A library in Tianjin, China, 2018.
Wu Jingdan / Xinhua / AFP

In 2009, China Radio International launched a Hebrew-language station with a good website featuring news reports and features about China. The Hebrew channel is one of 61 that China Radio International offers in various languages for a total of 290 broadcast hours a day.

Three years ago, Shanghai City Hall asked Yang to teach Hebrew at a high school in the city. “The school’s location was no coincidence,” he says. “It’s in the Hongkou district, near the area that we call the Shanghai Ghetto, where the Jewish refugees fled during World War II.”

Yang has also translated from Hebrew to Chinese, including Aharon Appelfeld’s “The Age of Wonders,” Yoram Kaniuk’s “Another Love Story” and S.Y. Agnon’s “Ido and Einam,” which is being published in Chinese in a short-story collection by the Nobel Prize-winning Israeli author. The Agnon story is the only one in the forthcoming book that was translated directly from Hebrew.

“It took me almost a year to translate the story,” Yang says. “There’s something almost biblical in Agnon’s writing; mythological, historical writing. It’s an entirely different style from the books of Appelfeld or Kaniuk, which are much more modern.”

It’s unusual in China for works to be translated directly into Chinese from Hebrew, but plenty of Hebrew literature is in translation. “Amos Oz is a familiar name for almost any Chinese fan of literature,” Yang says.

Not long ago one of the country’s major newspapers published a list of foreign books that are most highly regarded in China, and Oz made the cut.

“Today you can buy his books at almost any large bookstore in China,” Yang says. Another successful Israeli author in China is Etgar Keret – “He’s very much liked in China, especially among young readers, even though his books are very Israeli.”

Reading the Bible in the original

This summer, Yang visited Vermont as a guest of Middlebury College's seven-week summer program in Hebrew, at which this reporter teaches. The centerpiece is the students’ pledge to speak Hebrew throughout the day.

Yang came for just a few days as a guest of Prof. Vardit Ringvald, the director of Middlebury’s Hebrew program. Last year, Ringvald went to China to take part in a conference that the Hebrew department organized on teaching Hebrew and Israeli culture.

A Chinese translation of a work by Israeli novelist Aharon Appelfeld.
People's Literature Publishing House

The conference was held at Peking University and was attended by about 20 lecturers in modern and classical Hebrew, along with local students who were interested in studying the teaching of the Hebrew language, Ringvald says.

So what’s the source of the attraction of the Chinese to Hebrew? “A first reason is the connection to Israel or admiration for Israel.

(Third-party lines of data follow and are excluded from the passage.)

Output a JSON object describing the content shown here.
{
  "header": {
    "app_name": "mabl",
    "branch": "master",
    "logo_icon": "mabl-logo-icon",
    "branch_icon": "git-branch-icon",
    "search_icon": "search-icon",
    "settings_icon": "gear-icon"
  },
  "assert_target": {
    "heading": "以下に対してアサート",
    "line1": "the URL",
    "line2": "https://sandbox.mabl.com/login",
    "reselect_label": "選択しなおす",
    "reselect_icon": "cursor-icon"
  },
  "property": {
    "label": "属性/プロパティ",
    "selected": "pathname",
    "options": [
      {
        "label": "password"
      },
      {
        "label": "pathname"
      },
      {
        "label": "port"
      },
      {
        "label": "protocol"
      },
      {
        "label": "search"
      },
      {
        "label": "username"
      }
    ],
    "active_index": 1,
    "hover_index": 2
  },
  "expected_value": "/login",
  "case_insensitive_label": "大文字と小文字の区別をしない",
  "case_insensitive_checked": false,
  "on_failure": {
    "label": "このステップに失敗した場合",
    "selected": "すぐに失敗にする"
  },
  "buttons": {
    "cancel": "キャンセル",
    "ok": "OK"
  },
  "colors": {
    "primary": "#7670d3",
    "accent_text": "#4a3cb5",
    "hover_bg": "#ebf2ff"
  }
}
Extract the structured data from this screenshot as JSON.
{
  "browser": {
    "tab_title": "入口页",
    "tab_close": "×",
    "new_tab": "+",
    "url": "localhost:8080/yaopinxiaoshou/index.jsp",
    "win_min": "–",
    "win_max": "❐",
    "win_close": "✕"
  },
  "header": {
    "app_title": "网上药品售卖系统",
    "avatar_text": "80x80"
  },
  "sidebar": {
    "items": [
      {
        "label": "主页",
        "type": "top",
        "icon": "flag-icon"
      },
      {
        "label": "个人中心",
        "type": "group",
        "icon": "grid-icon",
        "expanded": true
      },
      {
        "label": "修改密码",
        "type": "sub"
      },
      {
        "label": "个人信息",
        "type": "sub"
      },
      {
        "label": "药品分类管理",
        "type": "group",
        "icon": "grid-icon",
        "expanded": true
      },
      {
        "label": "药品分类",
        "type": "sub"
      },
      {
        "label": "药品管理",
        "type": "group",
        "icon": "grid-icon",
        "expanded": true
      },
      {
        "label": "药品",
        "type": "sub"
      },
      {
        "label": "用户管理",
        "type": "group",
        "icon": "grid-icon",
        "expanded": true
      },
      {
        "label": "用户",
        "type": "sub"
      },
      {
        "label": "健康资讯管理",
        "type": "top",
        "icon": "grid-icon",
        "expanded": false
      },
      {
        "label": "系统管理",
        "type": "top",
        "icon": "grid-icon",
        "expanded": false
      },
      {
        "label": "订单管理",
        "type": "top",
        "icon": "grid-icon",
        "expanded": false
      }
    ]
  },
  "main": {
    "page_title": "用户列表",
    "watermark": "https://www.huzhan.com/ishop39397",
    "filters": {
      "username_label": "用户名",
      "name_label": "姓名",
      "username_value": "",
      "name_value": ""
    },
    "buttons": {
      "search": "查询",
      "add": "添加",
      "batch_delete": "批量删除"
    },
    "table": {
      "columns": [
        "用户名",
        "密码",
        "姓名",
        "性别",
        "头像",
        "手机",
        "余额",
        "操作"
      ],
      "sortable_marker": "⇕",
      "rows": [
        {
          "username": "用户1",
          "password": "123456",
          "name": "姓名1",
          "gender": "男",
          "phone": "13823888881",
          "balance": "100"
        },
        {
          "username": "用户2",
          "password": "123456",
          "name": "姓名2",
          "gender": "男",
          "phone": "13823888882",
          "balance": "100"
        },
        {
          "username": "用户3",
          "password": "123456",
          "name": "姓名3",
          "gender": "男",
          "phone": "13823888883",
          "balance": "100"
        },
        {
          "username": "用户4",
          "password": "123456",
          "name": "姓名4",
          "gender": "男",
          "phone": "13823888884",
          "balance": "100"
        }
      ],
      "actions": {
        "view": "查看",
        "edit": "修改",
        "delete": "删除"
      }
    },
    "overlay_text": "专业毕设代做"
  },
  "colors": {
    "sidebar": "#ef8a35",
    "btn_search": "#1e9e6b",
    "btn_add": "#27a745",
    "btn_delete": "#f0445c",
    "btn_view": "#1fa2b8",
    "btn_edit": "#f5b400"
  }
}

They think that the people behind this enterprise, the State of Israel, are very smart, people who are very successful,” Ringvald says.

“Someone approached me at the conference who calls himself ‘the Chinese Itzik’ – he speaks fluent Hebrew. And he said to me: ‘My mom told me to study Hebrew because the Jews are very smart.’ There are also those who are attracted to Hebrew for religious reasons, who want to read the Bible in Hebrew,” she adds.

“The second focus of attraction is more utilitarian. It’s hard today to be accepted to study at Peking University because of the high demand, so some people register for Hebrew studies, which is easier to get into, and from there they continue on to other departments. The third reason is people I call ‘very passionate’ – people like Yang Yang in Shanghai who promote Hebrew with all their strength.”

According to Ringvald, in recent years, the number of Chinese students in the summer program at Middlebury has grown. And it looks like cooperation with China will grow and expand to neighboring countries. “We’re currently working on another conference on teaching Hebrew that’s expected to be held in Singapore and include representatives from all over East Asia,” she says.

While at Middlebury, Yang has spent his evenings with students in the Hebrew program, speaking to them in a Hebrew that inspires awe and amazement. Just think that if he had been born a year earlier, there wouldn’t have been a Hebrew program at his university when he applied, and he’d be speaking Arabic instead.